Anyway, Im not throwing out any missionary names here, but common sense says the Panthays took the valuable stuff with them went they rampaged and looted Yunnan. And why would Du Wenxiu had handed that over to his enemies and the infidels, already planning suicide and all. Its also common sense, and not even a missionary is needed to figure that out. The Chinese should have figured that out by now. So if even that is missed, then what all havent they missed For example, a possible etymological connection between Yunnan and Ionian.

But, hey, I could be wrong. No big deal. And Im retired already from this, just throwing out some nostalgia,

I probably need to add. Did this history thing as an amateur hobby, Not affiliated,, just as an individual Yunnan (ex) fan, purely out of fascination. Fascinated by Yunnan and wanted to know more and more, go deeper and deeper. I wanted to know evey fuckin secret Yunnan had. But, as said, retired now.

Maybe something in Erhai bottom. Maybe the Hui of Donglianhua are aware of this secret, being whispered in the candle-light when old men tell stories.

Mongols called Yunnan "Carajan" and so did Marco Polo. When mongols and thus islam arrived, Yunnan (Dali) was still Carajan. It could be translated as black as well, but Carajan was the mongol word for Gandahar (Yunnans adopted buddhist name). But at some point they wanted to change it, and they started to wipe out the buddhist legacy in Yunnan.. And replaced plenty with Islam. Thats around the time when buddhist name Gandahar was changed to "Yunnan". This word, roughly, meant islam in India. As islam came from that direction of Ionia. Ionians were the moslems for what is now called India..[...]

And btw, I threw these keys out here on purpose, so that some academican can hit it with google. Not that Im tying to brag. Somebody else needs to take over.

Nice video.
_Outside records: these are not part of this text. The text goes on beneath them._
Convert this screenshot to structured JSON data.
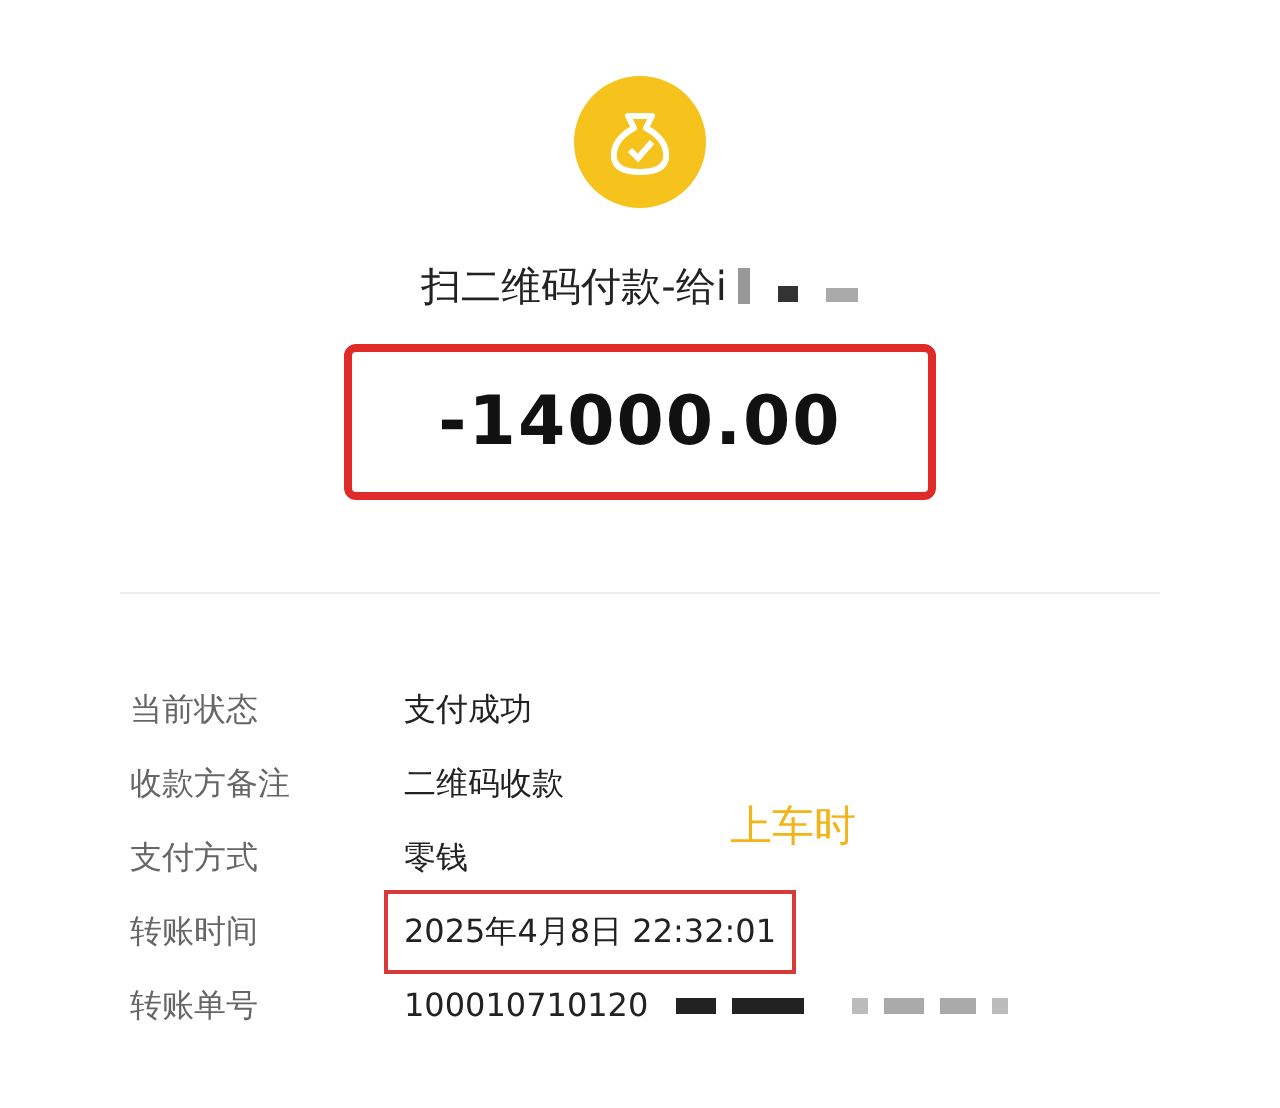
{
  "header": {
    "title": "扫二维码付款-给i",
    "amount": "-14000.00",
    "amount_highlighted": true
  },
  "details": [
    {
      "label": "当前状态",
      "value": "支付成功",
      "highlighted": false
    },
    {
      "label": "收款方备注",
      "value": "二维码收款",
      "highlighted": false
    },
    {
      "label": "支付方式",
      "value": "零钱",
      "highlighted": false
    },
    {
      "label": "转账时间",
      "value": "2025年4月8日 22:32:01",
      "highlighted": true
    },
    {
      "label": "转账单号",
      "value": "100010710120",
      "highlighted": false
    }
  ],
  "annotation": "上车时"
}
Just watched it. Good editing and proffessional. The guys in the video did a good job too. Thanks.

Just a small comment. You guys associated "Tea & Horse Road" quite a lot for the trade routes. Maybe on purpose, for various reasons, like touristical.. Historically speaking, this could be criticised, but I get it, its not some academic work, more a promotion thing.

The Tibetans are generally associated with what became the brand wird "Tea & Horse Road". Tibetans traders were called "guzong" (kutsong, kucong etc.) and this is something very strange, As we can find Kucong today associated as a branch of Lahu. All the way down to Laos and areas of Northern Vietnam. Are the Kucong of today the remnants of the Tibetan traders? Bai people still call Tibetans "kucong" as a deregotary word. Ive tried to crack that nut, and its a hard one. In Qingshilu its mentioned Yongzheng emperor drove the Kucong - in 18th C -from Jingdong, resukting in a massacre, As they controlled the salt there. They had to end up on mountains are are still today the poorest minority of whole China. Plenty to find on this topic.

So the big question is: are the Kucong of today the remnants of the Tibetans on "The Tea & Horse Road".

Login to comment